"He got out of his wheelchair and walked for the first time in 9 months and he walked all the way up on the stage and started dancing," Feucht explained. "The next night another guy with ALS in a wheelchair came and that original guy went over to the new guy with ALS and prayed for him and he got out of his wheelchair."
"I mean we had people throwing their suicide pills on the altar...We had people who were in bondage, people that were cutting, people that have been tormented," he added.
Feucht says it is evident that God is moving in the body of Christ despite what is going on in the political arena.
"I think it's amazing how in America, right now, in a season of crisis, confusion, and divisiveness...God is still moving in a powerful way," he told CBN News.
He added that the American Church is also beginning to awaken to revival.
"At the beginning part of the pandemic, there was an erroneous theology that elevated self-preservation above the call of the Gospel. And so you had people going around saying Jesus would wear a mask and stay at home...which you can't find any precedent for that," Feucht said. "You know Jesus was the One that walked to the leper. He was the One that walked to the demoniac. He was the One that walked into places of crisis.
"But now, we are seeing that the Lord really is bringing back, the fire of the Church, the evangelism, and all to be the light of the world in the midst of the darkness. Because we are actually going into cities and calling people, and seeing healing and miracles and signs and wonders, God is really doing it."
On Friday, Feucht received the William J. Seymour award, an honor given to leaders in ministry who exhibit the characteristics of the late Bishop.
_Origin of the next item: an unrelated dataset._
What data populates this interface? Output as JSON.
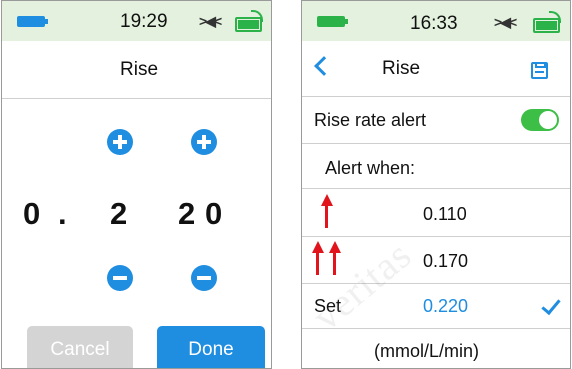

Past recipients include Lou Engle, Bishop T.D. Jakes, and the late Dr. Myles Munroe.
Feucht says since the start of the pandemic, his heart has been on revival although he has not backed down from Big Tech or from officials who have tried to shut down the events.
"I think inherently there is a calling on believers to obey God rather than man but really at the end of the day, we just want revival. We have to have it for our nation," he explained.
"I think we really have to follow the call. And I think that the book of Acts is a really great reminder for this season," Feucht shared. "In Acts 4, Paul and Peter got in trouble by the government and then they went back together with other believers and prayed that God would make them more bold so that they could get into more trouble."